No End to Emerging Bond-Sale Torpor as JPMorgan Sees Slideby
Sales of foreign bonds plunged to a four-year low in 2015
CEEMEA one region where JPMorgan sees pick-up in company sales
Top arrangers of emerging-market Eurobonds are readying themselves for another year of shrinking business.
JPMorgan Chase & Co., the third-largest organizer of bonds in euros and dollars this year, expects governments and companies in developing nations to cut issuance by 9 percent in 2016. HSBC Holdings Plc, which topped the board by managing 10 percent of the offerings since January, says depressed commodity prices and geopolitical conflicts will deter some borrowers, especially those in emerging Europe, Middle East and Africa, from raising cash.
The outlook is bad news for deal managers who saw Eurobond sales plummet 29 percent in 2015 to a four-year low of $334 billion, according to data from JPMorgan. An increasing number of borrowers in the developing world are putting projects on hold as China’s economy grows at the slowest pace in 25 years, Russia and Brazil struggle with recessions, South Africa grapples with the lowest commodity prices this decade and Turkey’s security situation deteriorates.
“With that sort of backdrop, this year was always going to be challenging,” Adil Kurt-Elli, the head of debt capital markets for central and eastern Europe and sub-Saharan Africa at HSBC, said by phone from London. “There is little to suggest that we will see a different picture in 2016.”
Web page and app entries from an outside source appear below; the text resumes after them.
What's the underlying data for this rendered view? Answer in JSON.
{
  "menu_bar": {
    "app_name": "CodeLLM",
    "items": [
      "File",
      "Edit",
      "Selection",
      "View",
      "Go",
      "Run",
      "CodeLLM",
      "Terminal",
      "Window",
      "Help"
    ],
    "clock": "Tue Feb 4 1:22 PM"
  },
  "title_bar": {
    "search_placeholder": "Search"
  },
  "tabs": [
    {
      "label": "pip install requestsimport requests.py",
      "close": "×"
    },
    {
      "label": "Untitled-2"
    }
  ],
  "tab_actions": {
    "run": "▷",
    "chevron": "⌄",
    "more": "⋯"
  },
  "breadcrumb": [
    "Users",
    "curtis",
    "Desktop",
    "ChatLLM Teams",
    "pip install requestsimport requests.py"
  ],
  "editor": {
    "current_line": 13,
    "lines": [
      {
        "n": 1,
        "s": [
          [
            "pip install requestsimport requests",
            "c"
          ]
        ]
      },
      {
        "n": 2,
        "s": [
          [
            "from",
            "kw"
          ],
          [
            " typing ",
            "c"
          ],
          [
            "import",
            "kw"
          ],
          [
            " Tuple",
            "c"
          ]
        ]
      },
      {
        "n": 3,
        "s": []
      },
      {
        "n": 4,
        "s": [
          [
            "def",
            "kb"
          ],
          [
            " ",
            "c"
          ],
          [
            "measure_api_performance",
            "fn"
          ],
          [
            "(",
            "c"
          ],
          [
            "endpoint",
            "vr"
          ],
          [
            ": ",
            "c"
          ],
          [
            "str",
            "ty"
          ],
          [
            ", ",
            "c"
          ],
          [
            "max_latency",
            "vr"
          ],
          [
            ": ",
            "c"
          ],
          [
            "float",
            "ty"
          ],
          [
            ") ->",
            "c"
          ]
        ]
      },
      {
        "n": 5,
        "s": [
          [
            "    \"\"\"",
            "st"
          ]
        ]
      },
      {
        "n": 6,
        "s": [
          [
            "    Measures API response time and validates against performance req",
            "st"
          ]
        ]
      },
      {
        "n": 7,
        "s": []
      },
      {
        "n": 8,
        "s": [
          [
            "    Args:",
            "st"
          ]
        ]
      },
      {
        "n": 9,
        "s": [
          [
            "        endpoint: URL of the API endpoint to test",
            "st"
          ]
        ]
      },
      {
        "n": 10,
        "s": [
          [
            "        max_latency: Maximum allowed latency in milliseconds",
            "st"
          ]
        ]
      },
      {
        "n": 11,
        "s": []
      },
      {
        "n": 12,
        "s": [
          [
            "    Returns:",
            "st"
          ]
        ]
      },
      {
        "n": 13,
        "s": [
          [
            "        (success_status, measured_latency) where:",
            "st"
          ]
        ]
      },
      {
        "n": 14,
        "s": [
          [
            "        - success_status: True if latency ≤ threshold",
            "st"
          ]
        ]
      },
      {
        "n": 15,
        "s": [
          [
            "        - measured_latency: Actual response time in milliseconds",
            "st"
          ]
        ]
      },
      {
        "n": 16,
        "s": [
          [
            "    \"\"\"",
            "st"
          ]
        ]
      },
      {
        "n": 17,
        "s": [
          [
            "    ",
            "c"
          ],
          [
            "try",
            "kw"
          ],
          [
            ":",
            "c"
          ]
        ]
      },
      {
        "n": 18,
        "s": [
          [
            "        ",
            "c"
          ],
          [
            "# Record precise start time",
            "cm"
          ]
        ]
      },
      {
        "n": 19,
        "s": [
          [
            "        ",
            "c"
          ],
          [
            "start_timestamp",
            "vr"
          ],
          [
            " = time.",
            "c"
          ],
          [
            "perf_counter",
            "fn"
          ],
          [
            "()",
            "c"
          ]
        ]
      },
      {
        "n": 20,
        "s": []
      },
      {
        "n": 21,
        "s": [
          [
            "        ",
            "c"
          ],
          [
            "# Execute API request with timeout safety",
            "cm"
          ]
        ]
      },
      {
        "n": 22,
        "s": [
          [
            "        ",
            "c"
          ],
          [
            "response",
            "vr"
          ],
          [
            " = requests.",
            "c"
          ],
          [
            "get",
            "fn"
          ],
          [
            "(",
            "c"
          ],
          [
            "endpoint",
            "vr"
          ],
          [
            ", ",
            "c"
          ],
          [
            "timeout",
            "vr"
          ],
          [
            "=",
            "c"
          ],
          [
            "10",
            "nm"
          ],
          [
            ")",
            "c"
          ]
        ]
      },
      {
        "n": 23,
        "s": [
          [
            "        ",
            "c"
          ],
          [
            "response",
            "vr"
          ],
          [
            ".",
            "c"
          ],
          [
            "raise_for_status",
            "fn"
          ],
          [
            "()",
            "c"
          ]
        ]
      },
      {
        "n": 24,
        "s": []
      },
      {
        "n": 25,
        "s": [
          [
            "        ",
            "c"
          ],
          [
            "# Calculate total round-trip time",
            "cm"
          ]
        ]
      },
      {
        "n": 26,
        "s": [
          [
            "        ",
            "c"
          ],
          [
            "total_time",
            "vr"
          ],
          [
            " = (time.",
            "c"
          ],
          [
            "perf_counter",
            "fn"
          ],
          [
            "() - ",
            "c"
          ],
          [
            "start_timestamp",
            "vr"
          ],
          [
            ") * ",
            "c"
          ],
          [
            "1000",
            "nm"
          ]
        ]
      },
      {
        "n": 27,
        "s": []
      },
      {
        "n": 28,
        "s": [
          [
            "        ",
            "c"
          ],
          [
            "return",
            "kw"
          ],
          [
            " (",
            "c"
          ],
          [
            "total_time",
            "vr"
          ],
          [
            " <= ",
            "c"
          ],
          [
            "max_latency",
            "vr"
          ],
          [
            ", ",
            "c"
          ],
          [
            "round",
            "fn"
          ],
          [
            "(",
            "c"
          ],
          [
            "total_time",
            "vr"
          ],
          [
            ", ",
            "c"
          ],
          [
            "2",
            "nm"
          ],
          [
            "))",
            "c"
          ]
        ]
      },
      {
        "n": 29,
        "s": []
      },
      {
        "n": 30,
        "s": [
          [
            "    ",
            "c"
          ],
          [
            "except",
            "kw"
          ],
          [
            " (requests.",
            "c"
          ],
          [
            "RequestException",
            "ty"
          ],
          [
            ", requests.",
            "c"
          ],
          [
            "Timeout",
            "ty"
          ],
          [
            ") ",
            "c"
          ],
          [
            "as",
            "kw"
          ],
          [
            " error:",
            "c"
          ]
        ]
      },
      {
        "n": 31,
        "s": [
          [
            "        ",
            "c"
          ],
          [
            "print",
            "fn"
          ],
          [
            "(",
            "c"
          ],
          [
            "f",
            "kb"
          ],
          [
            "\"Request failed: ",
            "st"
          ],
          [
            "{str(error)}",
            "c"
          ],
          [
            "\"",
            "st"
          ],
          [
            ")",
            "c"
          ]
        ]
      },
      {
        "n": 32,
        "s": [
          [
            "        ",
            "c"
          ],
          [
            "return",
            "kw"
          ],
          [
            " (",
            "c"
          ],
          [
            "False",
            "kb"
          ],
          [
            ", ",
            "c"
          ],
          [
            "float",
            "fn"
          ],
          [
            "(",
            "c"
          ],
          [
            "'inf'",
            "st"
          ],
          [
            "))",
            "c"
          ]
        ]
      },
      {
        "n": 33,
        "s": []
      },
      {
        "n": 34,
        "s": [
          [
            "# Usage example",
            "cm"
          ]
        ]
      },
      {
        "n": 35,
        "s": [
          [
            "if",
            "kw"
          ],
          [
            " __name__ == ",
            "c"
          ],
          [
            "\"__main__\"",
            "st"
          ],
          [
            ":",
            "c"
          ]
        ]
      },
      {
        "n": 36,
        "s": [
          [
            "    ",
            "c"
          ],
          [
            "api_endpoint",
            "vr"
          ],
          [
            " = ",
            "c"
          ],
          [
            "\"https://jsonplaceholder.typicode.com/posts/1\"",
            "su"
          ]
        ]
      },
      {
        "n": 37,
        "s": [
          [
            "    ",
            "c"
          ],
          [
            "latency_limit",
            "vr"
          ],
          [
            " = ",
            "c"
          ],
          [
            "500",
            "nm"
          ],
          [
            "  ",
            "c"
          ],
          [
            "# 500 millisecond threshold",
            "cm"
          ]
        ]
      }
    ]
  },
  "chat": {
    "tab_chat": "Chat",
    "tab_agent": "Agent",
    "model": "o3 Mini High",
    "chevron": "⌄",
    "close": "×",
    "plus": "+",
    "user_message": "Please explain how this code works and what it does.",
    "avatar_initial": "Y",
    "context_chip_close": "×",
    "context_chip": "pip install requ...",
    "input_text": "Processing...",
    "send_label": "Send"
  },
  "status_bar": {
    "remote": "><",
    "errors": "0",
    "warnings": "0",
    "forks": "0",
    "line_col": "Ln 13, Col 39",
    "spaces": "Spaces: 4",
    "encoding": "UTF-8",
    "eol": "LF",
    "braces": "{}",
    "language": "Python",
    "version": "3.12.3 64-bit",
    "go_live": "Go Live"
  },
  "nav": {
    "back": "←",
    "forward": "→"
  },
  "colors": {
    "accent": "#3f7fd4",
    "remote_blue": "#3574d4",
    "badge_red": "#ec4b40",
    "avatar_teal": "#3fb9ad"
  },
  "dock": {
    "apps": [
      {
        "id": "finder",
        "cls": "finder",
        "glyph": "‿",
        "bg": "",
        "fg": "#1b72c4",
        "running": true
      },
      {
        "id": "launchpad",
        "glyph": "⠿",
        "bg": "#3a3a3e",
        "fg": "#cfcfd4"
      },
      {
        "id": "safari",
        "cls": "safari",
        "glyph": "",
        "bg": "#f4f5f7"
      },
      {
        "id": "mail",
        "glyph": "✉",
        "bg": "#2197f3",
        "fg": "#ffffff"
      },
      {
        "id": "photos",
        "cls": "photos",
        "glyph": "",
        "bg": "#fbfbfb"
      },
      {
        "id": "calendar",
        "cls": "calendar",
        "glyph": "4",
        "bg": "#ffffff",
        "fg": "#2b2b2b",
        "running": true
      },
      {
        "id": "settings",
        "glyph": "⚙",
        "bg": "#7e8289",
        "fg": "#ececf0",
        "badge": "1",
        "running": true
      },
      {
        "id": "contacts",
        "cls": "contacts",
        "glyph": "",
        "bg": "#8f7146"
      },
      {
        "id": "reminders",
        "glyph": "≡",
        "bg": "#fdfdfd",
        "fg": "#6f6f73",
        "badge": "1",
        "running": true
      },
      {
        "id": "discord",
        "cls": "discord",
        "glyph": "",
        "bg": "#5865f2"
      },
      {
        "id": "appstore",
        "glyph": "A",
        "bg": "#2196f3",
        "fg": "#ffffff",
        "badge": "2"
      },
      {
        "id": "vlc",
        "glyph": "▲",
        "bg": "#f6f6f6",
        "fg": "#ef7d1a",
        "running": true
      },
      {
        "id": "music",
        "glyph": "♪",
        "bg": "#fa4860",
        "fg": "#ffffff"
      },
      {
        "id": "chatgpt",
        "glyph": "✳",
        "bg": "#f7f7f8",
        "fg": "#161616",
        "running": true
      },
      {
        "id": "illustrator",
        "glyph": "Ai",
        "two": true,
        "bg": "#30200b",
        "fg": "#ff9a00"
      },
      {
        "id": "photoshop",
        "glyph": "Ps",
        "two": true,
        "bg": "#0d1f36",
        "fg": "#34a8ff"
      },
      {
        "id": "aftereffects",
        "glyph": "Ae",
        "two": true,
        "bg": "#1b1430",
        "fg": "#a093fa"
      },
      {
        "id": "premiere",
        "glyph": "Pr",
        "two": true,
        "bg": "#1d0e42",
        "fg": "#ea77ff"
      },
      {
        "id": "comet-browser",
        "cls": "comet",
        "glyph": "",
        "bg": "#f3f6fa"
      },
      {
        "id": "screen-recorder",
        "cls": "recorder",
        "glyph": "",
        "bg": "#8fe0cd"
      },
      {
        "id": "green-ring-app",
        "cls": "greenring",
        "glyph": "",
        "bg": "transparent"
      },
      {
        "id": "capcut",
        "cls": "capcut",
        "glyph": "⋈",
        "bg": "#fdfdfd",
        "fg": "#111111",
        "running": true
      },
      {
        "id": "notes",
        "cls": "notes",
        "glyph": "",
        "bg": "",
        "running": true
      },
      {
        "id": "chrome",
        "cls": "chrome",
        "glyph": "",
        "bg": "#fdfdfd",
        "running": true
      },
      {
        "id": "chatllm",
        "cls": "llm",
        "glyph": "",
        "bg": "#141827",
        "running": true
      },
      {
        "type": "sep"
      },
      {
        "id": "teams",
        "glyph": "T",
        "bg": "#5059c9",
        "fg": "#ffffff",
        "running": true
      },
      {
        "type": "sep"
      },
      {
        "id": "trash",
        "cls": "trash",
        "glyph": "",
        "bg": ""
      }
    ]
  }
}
Declining borrowing needs of governments will act as an additional drag on issuance. JPMorgan projects sovereign redemptions will drop 38 percent to $27 billion. That, in turn, may steer a 22 percent decline in issuance out of emerging markets to $65 billion, the bank predicts.
With expectations that the Federal Reserve will increase interest rates only gradually, borrowers also won’t be rushing to the market to lock in lower costs, according to Kurt-Elli.
"In real terms, we will remain in an extremely low rates environment," he said. "A rate rise is unlikely to cause any acceleration in funding plans as this has been priced into the market for some time."
Among corporate issuers, sales will languish most in Asia and Latin America, while the area spanning central and eastern Europe, the Middle East and sub-Saharan Africa may witness a pick up in offerings, said Stefan Weiler, the head of debt-capital markets for the region at JPMorgan.
As Turkey and Poland leave election jitters behind in 2016, companies have scope to focus on refinancing existing debt and revive investment plans, he said. Sales of euro- and dollar-denominated bonds out of Poland were virtually wiped out during the past 12 months, while those in Turkey fell by 70 percent, according to data compiled by Bloomberg.
In Russia, where U.S. and European sanctions over the conflict in Ukraine have largely blocked issuers from global capital markets, bond sales plunged 60 percent year to date.
“In Turkey, Poland and Russia, where market activity was subdued this year, we expect to see a more constructive market backdrop for issuance,” Weiler said by phone from London. “With the recent drop in oil prices, it is also likely that we will see a need for more issuance out of the Middle East.”
Emerging-market Eurobond issuance dropped 27 percent in 2015 and was the lowest since touching $270 billion in 2011, according to data compiled by Bloomberg.
Brazil sold no sovereign debt abroad in 2015 as political turmoil drove yields to record highs, the data show. President Dilma Rousseff faces impeachment proceedings in Congress and a corruption scandal that began at state-run oil giant Petroleo Brasileiro SA and has landed numerous executives and politicians in jail.
The premium investors demand to own emerging-market debt over U.S. Treasuries widened almost 62 basis points this year to 415 on Tuesday, on course for the biggest annual increase since 2011, according to JPMorgan indexes.
"Unless Russia, Brazil and Argentina resolve their problems and issue big time, Eurobond sales will be even lower than 2015," said Marco Ruijer, who oversees about $7 billion of emerging-market debt at NN Investment Partners in The Hague.